## Work required
Work through the records below and tally every line containing "develop". Reply with the total alone.
◇ ◇ ◇ ◇ ◇ ◇ ◇
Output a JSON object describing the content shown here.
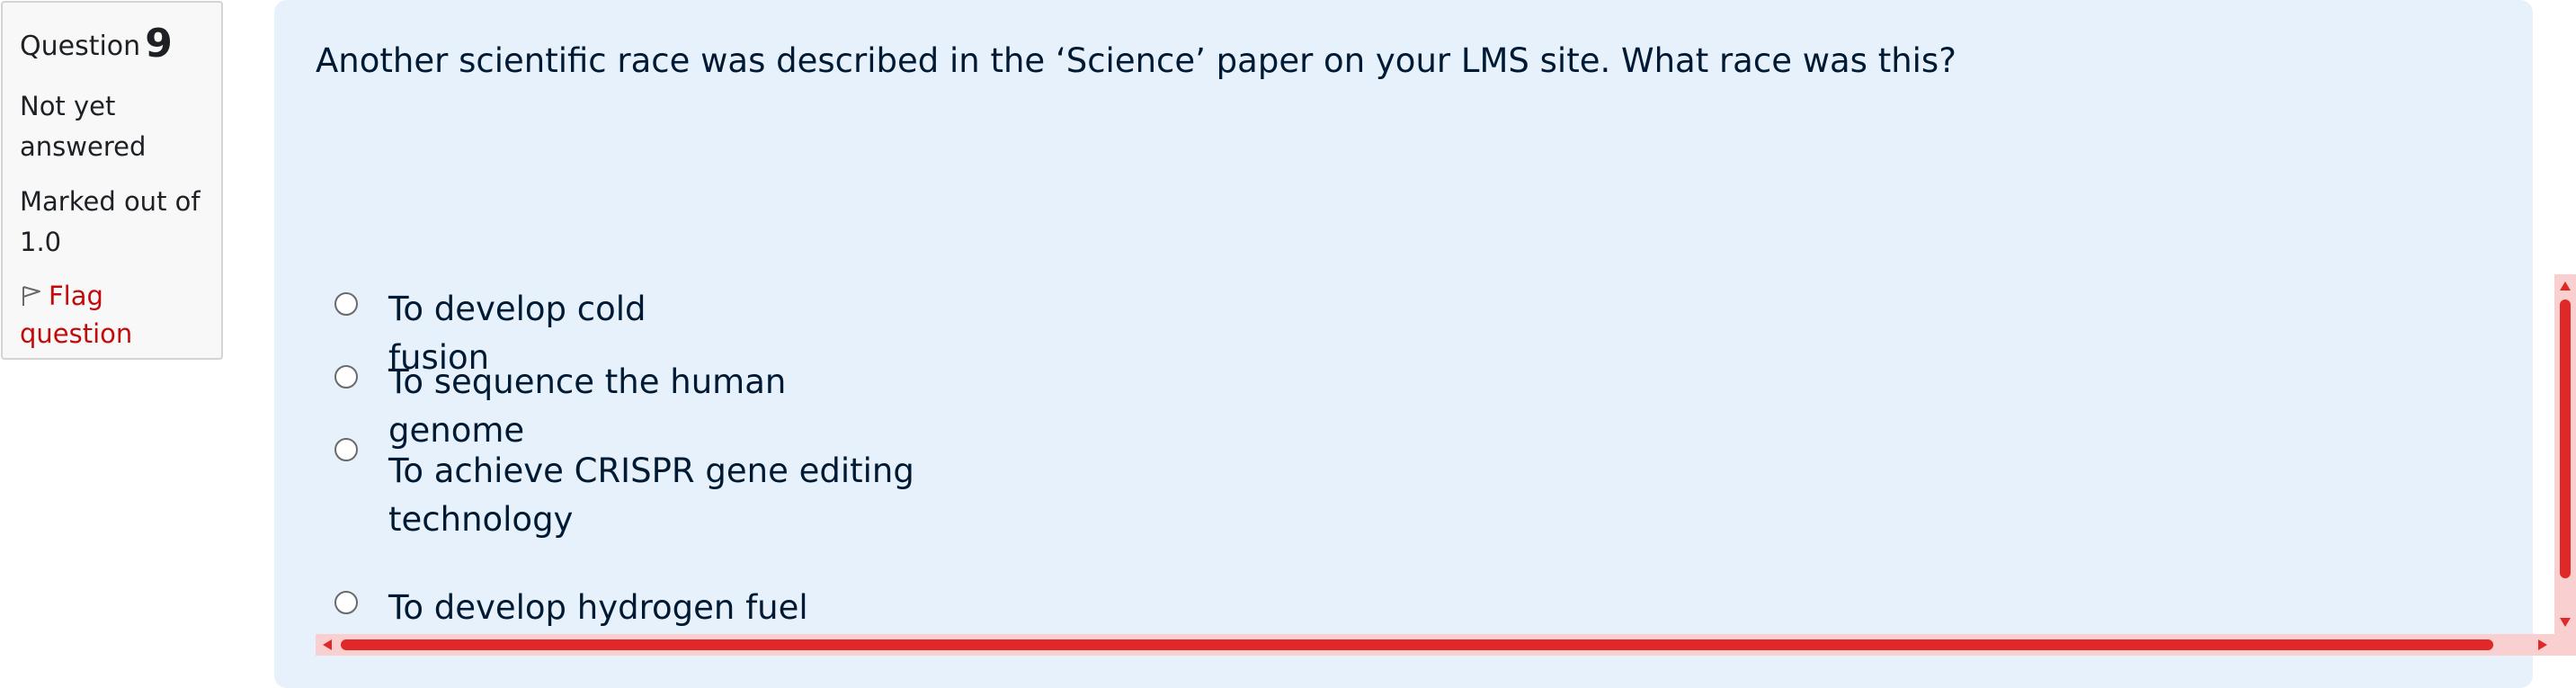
{
  "info": {
    "question_label": "Question",
    "question_number": "9",
    "state": "Not yet answered",
    "grade": "Marked out of 1.0",
    "flag_label": "Flag question",
    "flag_icon": "flag-icon"
  },
  "question": {
    "text": "Another scientific race was described in the ‘Science’ paper on your LMS site. What race was this?",
    "options": [
      {
        "label": "To develop cold fusion",
        "selected": false
      },
      {
        "label": "To sequence the human genome",
        "selected": false
      },
      {
        "label": "To achieve CRISPR gene editing technology",
        "selected": false
      },
      {
        "label": "To develop hydrogen fuel",
        "selected": false
      }
    ]
  },
  "colors": {
    "panel_background": "#e6f1fb",
    "flag_text": "#c30a0a",
    "scrollbar": "#e02828",
    "scrollbar_track": "#f9cfcf"
  }
}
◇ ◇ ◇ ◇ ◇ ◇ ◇
## Answer section
2